What is required:
Find the lines in the records that carry the word "fracplanet". Copy each one.

Dataset excerpts below:

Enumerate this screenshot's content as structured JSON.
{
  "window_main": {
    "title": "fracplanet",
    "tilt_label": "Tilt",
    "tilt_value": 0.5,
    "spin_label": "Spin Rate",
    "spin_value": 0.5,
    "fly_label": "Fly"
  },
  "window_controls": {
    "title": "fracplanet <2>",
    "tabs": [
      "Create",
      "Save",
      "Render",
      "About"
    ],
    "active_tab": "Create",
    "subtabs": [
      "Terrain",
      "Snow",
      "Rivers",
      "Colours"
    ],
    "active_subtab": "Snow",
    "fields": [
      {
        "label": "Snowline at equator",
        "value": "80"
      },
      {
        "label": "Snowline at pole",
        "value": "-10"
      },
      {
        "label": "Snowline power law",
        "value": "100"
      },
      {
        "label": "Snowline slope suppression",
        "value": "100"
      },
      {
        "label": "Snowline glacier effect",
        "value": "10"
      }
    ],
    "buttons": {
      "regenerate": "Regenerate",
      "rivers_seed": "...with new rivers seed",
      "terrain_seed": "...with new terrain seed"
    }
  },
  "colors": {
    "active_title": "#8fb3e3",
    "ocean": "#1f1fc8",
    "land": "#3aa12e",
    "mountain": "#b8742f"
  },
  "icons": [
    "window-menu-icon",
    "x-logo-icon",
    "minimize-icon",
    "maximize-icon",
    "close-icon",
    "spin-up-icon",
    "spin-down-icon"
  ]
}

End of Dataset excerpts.

Solution to this task:
    "title": "fracplanet",
    "title": "fracplanet <2>",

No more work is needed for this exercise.